Description of the task → Copy every line below exactly.

[Element data from apps and pages]
........
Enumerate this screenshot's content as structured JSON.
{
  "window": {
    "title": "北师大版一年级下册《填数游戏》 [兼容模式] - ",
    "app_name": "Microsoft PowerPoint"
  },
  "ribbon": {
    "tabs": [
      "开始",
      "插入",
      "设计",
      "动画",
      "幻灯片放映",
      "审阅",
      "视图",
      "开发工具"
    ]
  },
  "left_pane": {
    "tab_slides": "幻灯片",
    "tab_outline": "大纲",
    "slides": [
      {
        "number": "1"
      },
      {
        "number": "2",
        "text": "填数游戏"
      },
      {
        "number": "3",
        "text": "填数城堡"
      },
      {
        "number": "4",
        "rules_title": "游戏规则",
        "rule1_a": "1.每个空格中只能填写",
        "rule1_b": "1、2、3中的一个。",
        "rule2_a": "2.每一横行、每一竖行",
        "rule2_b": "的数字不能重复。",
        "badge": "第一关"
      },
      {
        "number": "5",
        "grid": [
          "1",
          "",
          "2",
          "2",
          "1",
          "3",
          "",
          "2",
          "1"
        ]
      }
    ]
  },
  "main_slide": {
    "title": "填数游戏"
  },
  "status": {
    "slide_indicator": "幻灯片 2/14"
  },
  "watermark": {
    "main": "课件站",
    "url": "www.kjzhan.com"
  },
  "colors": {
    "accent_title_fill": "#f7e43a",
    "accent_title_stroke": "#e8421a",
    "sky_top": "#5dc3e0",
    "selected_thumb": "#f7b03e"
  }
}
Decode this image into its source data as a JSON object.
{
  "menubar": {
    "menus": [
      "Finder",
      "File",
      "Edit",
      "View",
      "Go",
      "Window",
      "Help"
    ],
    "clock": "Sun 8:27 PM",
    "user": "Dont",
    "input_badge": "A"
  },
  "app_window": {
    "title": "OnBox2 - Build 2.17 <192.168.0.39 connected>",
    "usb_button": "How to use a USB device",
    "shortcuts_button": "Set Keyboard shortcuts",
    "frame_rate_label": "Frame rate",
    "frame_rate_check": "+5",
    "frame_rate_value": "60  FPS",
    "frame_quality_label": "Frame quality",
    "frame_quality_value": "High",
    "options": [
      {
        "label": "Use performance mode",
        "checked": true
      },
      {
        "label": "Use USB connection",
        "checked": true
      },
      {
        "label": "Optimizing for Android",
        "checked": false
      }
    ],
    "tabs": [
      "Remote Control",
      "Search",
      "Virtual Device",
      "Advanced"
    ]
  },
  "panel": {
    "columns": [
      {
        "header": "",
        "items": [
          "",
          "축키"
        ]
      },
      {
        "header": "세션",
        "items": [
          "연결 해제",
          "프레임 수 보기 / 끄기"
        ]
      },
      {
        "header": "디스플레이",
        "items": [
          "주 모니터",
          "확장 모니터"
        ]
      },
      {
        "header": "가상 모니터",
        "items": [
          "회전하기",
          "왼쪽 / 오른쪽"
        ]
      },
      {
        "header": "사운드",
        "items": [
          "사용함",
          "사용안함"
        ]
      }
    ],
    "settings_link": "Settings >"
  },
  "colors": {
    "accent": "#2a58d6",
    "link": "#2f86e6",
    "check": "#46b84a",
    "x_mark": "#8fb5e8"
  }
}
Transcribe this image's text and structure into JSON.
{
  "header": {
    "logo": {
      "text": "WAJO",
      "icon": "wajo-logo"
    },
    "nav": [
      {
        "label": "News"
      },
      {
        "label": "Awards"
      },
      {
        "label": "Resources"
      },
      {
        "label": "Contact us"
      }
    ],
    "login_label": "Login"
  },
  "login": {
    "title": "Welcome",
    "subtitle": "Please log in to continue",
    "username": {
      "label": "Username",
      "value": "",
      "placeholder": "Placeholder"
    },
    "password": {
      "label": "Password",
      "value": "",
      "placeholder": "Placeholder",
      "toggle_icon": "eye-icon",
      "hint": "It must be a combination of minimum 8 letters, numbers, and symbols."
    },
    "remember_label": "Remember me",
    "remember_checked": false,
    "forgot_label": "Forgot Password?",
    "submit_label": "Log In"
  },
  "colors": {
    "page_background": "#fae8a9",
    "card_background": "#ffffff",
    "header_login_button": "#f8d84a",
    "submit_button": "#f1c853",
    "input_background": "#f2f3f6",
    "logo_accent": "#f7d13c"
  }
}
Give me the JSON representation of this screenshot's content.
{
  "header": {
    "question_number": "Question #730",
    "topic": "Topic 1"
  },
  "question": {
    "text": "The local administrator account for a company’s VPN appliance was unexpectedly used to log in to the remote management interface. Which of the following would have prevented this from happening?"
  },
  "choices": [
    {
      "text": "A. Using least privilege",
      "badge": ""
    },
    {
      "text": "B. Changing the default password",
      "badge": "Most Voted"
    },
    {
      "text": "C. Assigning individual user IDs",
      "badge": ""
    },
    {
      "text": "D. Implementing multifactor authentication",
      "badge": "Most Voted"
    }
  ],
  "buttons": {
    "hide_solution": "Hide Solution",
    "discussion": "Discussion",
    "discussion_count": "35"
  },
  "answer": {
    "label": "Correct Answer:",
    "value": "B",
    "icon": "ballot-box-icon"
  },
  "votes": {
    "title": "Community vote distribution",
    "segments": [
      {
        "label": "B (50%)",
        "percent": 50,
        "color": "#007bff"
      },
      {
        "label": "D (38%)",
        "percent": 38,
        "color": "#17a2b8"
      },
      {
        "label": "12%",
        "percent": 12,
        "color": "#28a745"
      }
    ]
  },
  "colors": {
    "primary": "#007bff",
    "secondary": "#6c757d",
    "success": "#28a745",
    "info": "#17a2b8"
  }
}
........
Exercise answer →
Enumerate this screenshot's content as structured JSON.
{
  "window": {
    "title": "北师大版一年级下册《填数游戏》 [兼容模式] - ",
    "app_name": "Microsoft PowerPoint"
  },
  "ribbon": {
    "tabs": [
      "开始",
      "插入",
      "设计",
      "动画",
      "幻灯片放映",
      "审阅",
      "视图",
      "开发工具"
    ]
  },
  "left_pane": {
    "tab_slides": "幻灯片",
    "tab_outline": "大纲",
    "slides": [
      {
        "number": "1"
      },
      {
        "number": "2",
        "text": "填数游戏"
      },
      {
        "number": "3",
        "text": "填数城堡"
      },
      {
        "number": "4",
        "rules_title": "游戏规则",
        "rule1_a": "1.每个空格中只能填写",
        "rule1_b": "1、2、3中的一个。",
        "rule2_a": "2.每一横行、每一竖行",
        "rule2_b": "的数字不能重复。",
        "badge": "第一关"
      },
      {
        "number": "5",
        "grid": [
          "1",
          "",
          "2",
          "2",
          "1",
          "3",
          "",
          "2",
          "1"
        ]
      }
    ]
  },
  "main_slide": {
    "title": "填数游戏"
  },
  "status": {
    "slide_indicator": "幻灯片 2/14"
  },
  "watermark": {
    "main": "课件站",
    "url": "www.kjzhan.com"
  },
  "colors": {
    "accent_title_fill": "#f7e43a",
    "accent_title_stroke": "#e8421a",
    "sky_top": "#5dc3e0",
    "selected_thumb": "#f7b03e"
  }
}
Decode this image into its source data as a JSON object.
{
  "menubar": {
    "menus": [
      "Finder",
      "File",
      "Edit",
      "View",
      "Go",
      "Window",
      "Help"
    ],
    "clock": "Sun 8:27 PM",
    "user": "Dont",
    "input_badge": "A"
  },
  "app_window": {
    "title": "OnBox2 - Build 2.17 <192.168.0.39 connected>",
    "usb_button": "How to use a USB device",
    "shortcuts_button": "Set Keyboard shortcuts",
    "frame_rate_label": "Frame rate",
    "frame_rate_check": "+5",
    "frame_rate_value": "60  FPS",
    "frame_quality_label": "Frame quality",
    "frame_quality_value": "High",
    "options": [
      {
        "label": "Use performance mode",
        "checked": true
      },
      {
        "label": "Use USB connection",
        "checked": true
      },
      {
        "label": "Optimizing for Android",
        "checked": false
      }
    ],
    "tabs": [
      "Remote Control",
      "Search",
      "Virtual Device",
      "Advanced"
    ]
  },
  "panel": {
    "columns": [
      {
        "header": "",
        "items": [
          "",
          "축키"
        ]
      },
      {
        "header": "세션",
        "items": [
          "연결 해제",
          "프레임 수 보기 / 끄기"
        ]
      },
      {
        "header": "디스플레이",
        "items": [
          "주 모니터",
          "확장 모니터"
        ]
      },
      {
        "header": "가상 모니터",
        "items": [
          "회전하기",
          "왼쪽 / 오른쪽"
        ]
      },
      {
        "header": "사운드",
        "items": [
          "사용함",
          "사용안함"
        ]
      }
    ],
    "settings_link": "Settings >"
  },
  "colors": {
    "accent": "#2a58d6",
    "link": "#2f86e6",
    "check": "#46b84a",
    "x_mark": "#8fb5e8"
  }
}
Transcribe this image's text and structure into JSON.
{
  "header": {
    "logo": {
      "text": "WAJO",
      "icon": "wajo-logo"
    },
    "nav": [
      {
        "label": "News"
      },
      {
        "label": "Awards"
      },
      {
        "label": "Resources"
      },
      {
        "label": "Contact us"
      }
    ],
    "login_label": "Login"
  },
  "login": {
    "title": "Welcome",
    "subtitle": "Please log in to continue",
    "username": {
      "label": "Username",
      "value": "",
      "placeholder": "Placeholder"
    },
    "password": {
      "label": "Password",
      "value": "",
      "placeholder": "Placeholder",
      "toggle_icon": "eye-icon",
      "hint": "It must be a combination of minimum 8 letters, numbers, and symbols."
    },
    "remember_label": "Remember me",
    "remember_checked": false,
    "forgot_label": "Forgot Password?",
    "submit_label": "Log In"
  },
  "colors": {
    "page_background": "#fae8a9",
    "card_background": "#ffffff",
    "header_login_button": "#f8d84a",
    "submit_button": "#f1c853",
    "input_background": "#f2f3f6",
    "logo_accent": "#f7d13c"
  }
}
Give me the JSON representation of this screenshot's content.
{
  "header": {
    "question_number": "Question #730",
    "topic": "Topic 1"
  },
  "question": {
    "text": "The local administrator account for a company’s VPN appliance was unexpectedly used to log in to the remote management interface. Which of the following would have prevented this from happening?"
  },
  "choices": [
    {
      "text": "A. Using least privilege",
      "badge": ""
    },
    {
      "text": "B. Changing the default password",
      "badge": "Most Voted"
    },
    {
      "text": "C. Assigning individual user IDs",
      "badge": ""
    },
    {
      "text": "D. Implementing multifactor authentication",
      "badge": "Most Voted"
    }
  ],
  "buttons": {
    "hide_solution": "Hide Solution",
    "discussion": "Discussion",
    "discussion_count": "35"
  },
  "answer": {
    "label": "Correct Answer:",
    "value": "B",
    "icon": "ballot-box-icon"
  },
  "votes": {
    "title": "Community vote distribution",
    "segments": [
      {
        "label": "B (50%)",
        "percent": 50,
        "color": "#007bff"
      },
      {
        "label": "D (38%)",
        "percent": 38,
        "color": "#17a2b8"
      },
      {
        "label": "12%",
        "percent": 12,
        "color": "#28a745"
      }
    ]
  },
  "colors": {
    "primary": "#007bff",
    "secondary": "#6c757d",
    "success": "#28a745",
    "info": "#17a2b8"
  }
}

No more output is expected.